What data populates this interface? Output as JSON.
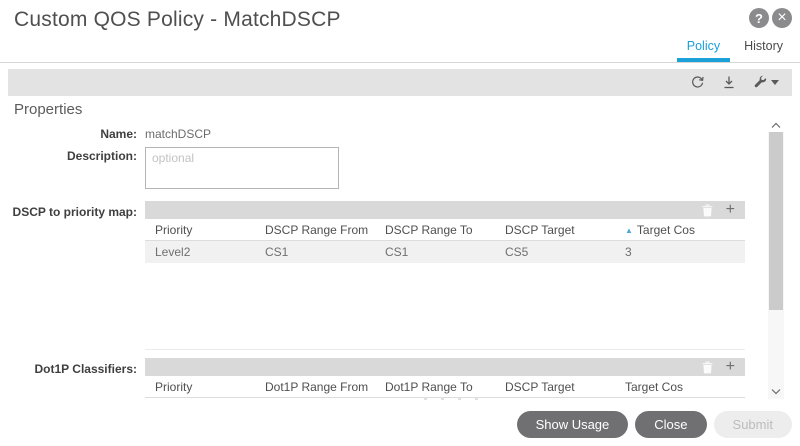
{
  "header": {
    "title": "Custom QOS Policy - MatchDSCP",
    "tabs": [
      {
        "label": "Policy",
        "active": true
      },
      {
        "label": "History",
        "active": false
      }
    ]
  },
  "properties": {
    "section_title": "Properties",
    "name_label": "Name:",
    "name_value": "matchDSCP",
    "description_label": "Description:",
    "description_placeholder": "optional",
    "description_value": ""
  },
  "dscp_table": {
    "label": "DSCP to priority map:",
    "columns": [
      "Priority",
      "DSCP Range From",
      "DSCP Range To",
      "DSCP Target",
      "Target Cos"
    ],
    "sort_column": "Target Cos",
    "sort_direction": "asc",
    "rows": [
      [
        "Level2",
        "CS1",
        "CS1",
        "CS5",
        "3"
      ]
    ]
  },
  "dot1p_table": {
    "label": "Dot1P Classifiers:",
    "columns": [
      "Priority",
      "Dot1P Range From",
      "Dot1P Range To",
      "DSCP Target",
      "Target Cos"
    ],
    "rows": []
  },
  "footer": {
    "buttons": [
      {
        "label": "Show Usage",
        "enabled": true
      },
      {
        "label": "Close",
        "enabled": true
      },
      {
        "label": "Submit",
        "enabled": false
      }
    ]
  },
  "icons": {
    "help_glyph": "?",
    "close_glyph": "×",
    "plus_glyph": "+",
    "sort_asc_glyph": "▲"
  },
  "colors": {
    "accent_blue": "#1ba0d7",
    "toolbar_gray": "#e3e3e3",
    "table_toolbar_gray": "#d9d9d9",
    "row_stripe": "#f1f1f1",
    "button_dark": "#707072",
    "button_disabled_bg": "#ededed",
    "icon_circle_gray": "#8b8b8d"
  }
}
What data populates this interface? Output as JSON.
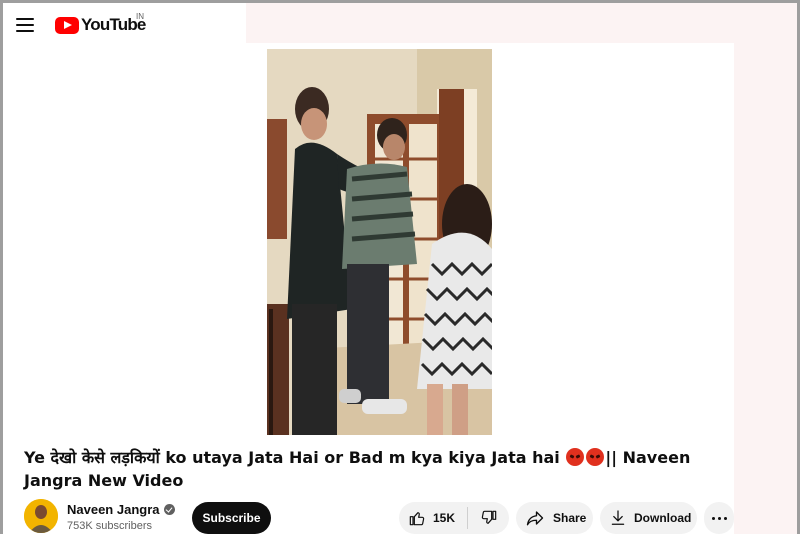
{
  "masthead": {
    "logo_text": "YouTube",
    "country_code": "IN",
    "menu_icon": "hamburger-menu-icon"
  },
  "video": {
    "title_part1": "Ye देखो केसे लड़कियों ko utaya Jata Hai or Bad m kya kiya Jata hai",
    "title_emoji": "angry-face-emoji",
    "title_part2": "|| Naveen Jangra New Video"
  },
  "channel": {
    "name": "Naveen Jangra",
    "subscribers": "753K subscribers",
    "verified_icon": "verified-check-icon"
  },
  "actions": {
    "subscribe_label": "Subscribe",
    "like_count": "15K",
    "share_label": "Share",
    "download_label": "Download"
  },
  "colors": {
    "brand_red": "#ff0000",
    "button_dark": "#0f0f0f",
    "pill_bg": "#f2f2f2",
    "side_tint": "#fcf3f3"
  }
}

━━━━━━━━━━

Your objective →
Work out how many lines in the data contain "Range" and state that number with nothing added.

Exercise response →
4